“When I first heard of the category, the first question I had was, ‘What is the criterion for being nominated in this category?'” he said.

“If it’s something that can give it some sort of merit and legitimacy, then I think it’s cool. But I think Black Panther stands on its own merits regardless of its popularity as being a wonderful piece of art.”

Brown went on to add that movies like Black Panther must be nominated owing to their artistic qualities no matter what — an idea which has been shared by others in Hollywood.

“Ryan Coogler is an artist,” Brown said, referring to the director of Black Panther, who had started his career with the acclaimed independent production Fruitvale Station.

“The man is three for three in his films thus far, and I don’t see him striking out anytime soon. So whether it’s in one category, the other, or both, the movie is worthy of recognition.”

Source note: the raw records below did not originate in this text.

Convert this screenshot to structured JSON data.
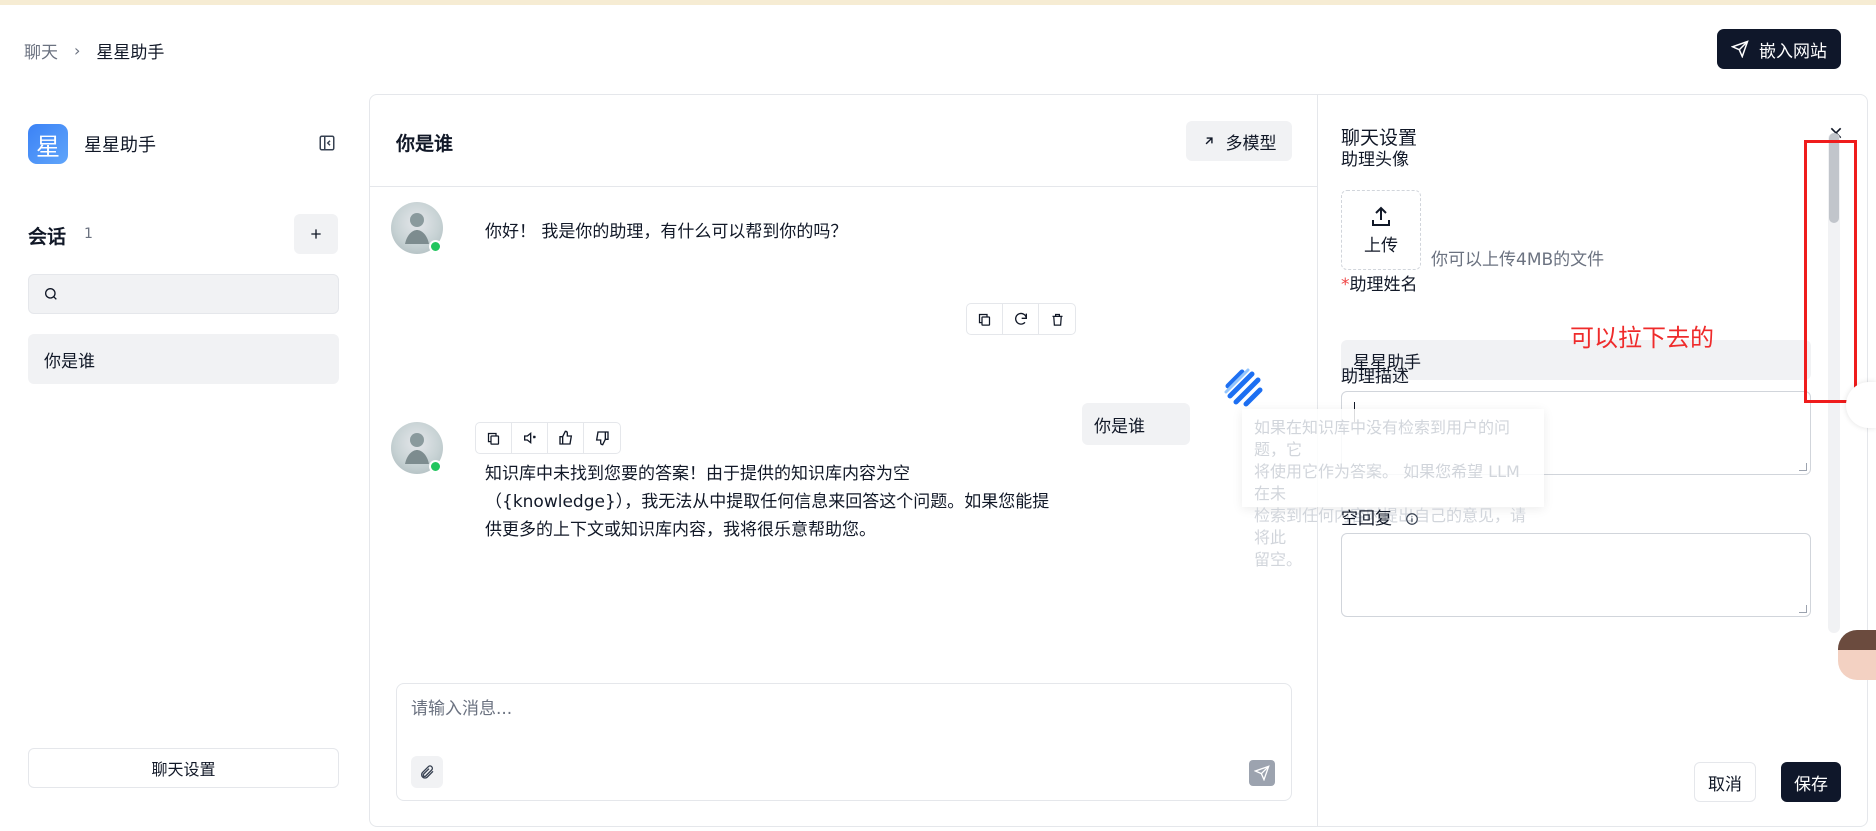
{
  "breadcrumb": {
    "root": "聊天",
    "current": "星星助手"
  },
  "header": {
    "embed_label": "嵌入网站"
  },
  "sidebar": {
    "avatar_char": "星",
    "assistant_name": "星星助手",
    "session_title": "会话",
    "session_count": "1",
    "search_placeholder": "",
    "sessions": [
      {
        "label": "你是谁"
      }
    ],
    "settings_button": "聊天设置"
  },
  "chat": {
    "title": "你是谁",
    "multi_model_label": "多模型",
    "messages": [
      {
        "role": "assistant",
        "text": "你好！ 我是你的助理，有什么可以帮到你的吗？"
      },
      {
        "role": "user",
        "text": "你是谁"
      },
      {
        "role": "assistant",
        "lines": [
          "知识库中未找到您要的答案！由于提供的知识库内容为空",
          "（{knowledge}），我无法从中提取任何信息来回答这个问题。如果您能提",
          "供更多的上下文或知识库内容，我将很乐意帮助您。"
        ]
      }
    ],
    "input_placeholder": "请输入消息..."
  },
  "settings": {
    "title": "聊天设置",
    "avatar_label": "助理头像",
    "upload_label": "上传",
    "upload_hint": "你可以上传4MB的文件",
    "name_required_mark": "*",
    "name_label": "助理姓名",
    "name_value": "星星助手",
    "desc_label": "助理描述",
    "desc_value": "",
    "tooltip_lines": [
      "如果在知识库中没有检索到用户的问题，它",
      "将使用它作为答案。 如果您希望 LLM 在未",
      "检索到任何内容时提出自己的意见，请将此",
      "留空。"
    ],
    "empty_reply_label": "空回复",
    "empty_reply_value": "",
    "cancel_label": "取消",
    "save_label": "保存"
  },
  "annotation": {
    "note": "可以拉下去的",
    "color": "#ef2b2b"
  },
  "colors": {
    "primary_dark": "#0f172a",
    "online": "#22c55e",
    "required": "#ef4444"
  }
}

Others in Hollywood have said the Academy didn’t need to create a category so that it could leave mega-budget movies out of Best Picture contention. A good movie must be acknowledged regardless of its budget.

Hollywood Reporter also seemed to suggest that the move by Academy could have come in part because of the declining ratings of the Oscars, with the 2018 version amassing the lowest ratings in Oscars telecast history with only 26.5 million people tuning in to watch the awards’ function.

Whether or not the new film category will increase those views for the Academy remains to be seen, but we can be certain that there is going to be no shortage of controversy.